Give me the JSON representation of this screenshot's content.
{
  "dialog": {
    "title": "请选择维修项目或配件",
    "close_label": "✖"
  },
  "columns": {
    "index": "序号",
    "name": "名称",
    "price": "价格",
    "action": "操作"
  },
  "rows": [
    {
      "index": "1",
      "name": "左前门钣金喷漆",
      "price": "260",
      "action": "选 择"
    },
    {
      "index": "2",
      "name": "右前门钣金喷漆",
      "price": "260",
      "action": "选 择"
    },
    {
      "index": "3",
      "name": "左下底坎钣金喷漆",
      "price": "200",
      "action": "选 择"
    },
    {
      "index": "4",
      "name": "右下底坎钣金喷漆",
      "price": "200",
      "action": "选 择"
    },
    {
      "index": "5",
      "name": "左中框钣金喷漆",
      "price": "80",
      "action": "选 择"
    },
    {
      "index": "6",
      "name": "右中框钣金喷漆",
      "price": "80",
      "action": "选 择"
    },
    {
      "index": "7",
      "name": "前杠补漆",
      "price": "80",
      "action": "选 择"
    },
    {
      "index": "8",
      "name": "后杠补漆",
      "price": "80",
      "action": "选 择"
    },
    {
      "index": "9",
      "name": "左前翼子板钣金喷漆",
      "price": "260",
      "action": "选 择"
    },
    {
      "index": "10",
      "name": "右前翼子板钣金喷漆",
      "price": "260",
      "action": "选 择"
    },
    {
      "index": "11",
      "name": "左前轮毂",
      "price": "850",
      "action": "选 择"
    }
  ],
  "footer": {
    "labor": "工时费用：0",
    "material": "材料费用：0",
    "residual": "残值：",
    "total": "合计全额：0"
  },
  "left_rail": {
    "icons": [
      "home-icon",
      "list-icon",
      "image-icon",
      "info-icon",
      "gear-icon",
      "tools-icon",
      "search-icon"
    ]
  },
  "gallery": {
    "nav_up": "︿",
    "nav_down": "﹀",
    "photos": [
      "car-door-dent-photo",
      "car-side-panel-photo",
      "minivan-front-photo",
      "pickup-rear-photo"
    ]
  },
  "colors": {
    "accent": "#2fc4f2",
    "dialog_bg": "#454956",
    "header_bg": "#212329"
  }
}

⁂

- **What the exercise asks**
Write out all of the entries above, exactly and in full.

- **Output of the exercise**
Give me the JSON representation of this screenshot's content.
{
  "dialog": {
    "title": "请选择维修项目或配件",
    "close_label": "✖"
  },
  "columns": {
    "index": "序号",
    "name": "名称",
    "price": "价格",
    "action": "操作"
  },
  "rows": [
    {
      "index": "1",
      "name": "左前门钣金喷漆",
      "price": "260",
      "action": "选 择"
    },
    {
      "index": "2",
      "name": "右前门钣金喷漆",
      "price": "260",
      "action": "选 择"
    },
    {
      "index": "3",
      "name": "左下底坎钣金喷漆",
      "price": "200",
      "action": "选 择"
    },
    {
      "index": "4",
      "name": "右下底坎钣金喷漆",
      "price": "200",
      "action": "选 择"
    },
    {
      "index": "5",
      "name": "左中框钣金喷漆",
      "price": "80",
      "action": "选 择"
    },
    {
      "index": "6",
      "name": "右中框钣金喷漆",
      "price": "80",
      "action": "选 择"
    },
    {
      "index": "7",
      "name": "前杠补漆",
      "price": "80",
      "action": "选 择"
    },
    {
      "index": "8",
      "name": "后杠补漆",
      "price": "80",
      "action": "选 择"
    },
    {
      "index": "9",
      "name": "左前翼子板钣金喷漆",
      "price": "260",
      "action": "选 择"
    },
    {
      "index": "10",
      "name": "右前翼子板钣金喷漆",
      "price": "260",
      "action": "选 择"
    },
    {
      "index": "11",
      "name": "左前轮毂",
      "price": "850",
      "action": "选 择"
    }
  ],
  "footer": {
    "labor": "工时费用：0",
    "material": "材料费用：0",
    "residual": "残值：",
    "total": "合计全额：0"
  },
  "left_rail": {
    "icons": [
      "home-icon",
      "list-icon",
      "image-icon",
      "info-icon",
      "gear-icon",
      "tools-icon",
      "search-icon"
    ]
  },
  "gallery": {
    "nav_up": "︿",
    "nav_down": "﹀",
    "photos": [
      "car-door-dent-photo",
      "car-side-panel-photo",
      "minivan-front-photo",
      "pickup-rear-photo"
    ]
  },
  "colors": {
    "accent": "#2fc4f2",
    "dialog_bg": "#454956",
    "header_bg": "#212329"
  }
}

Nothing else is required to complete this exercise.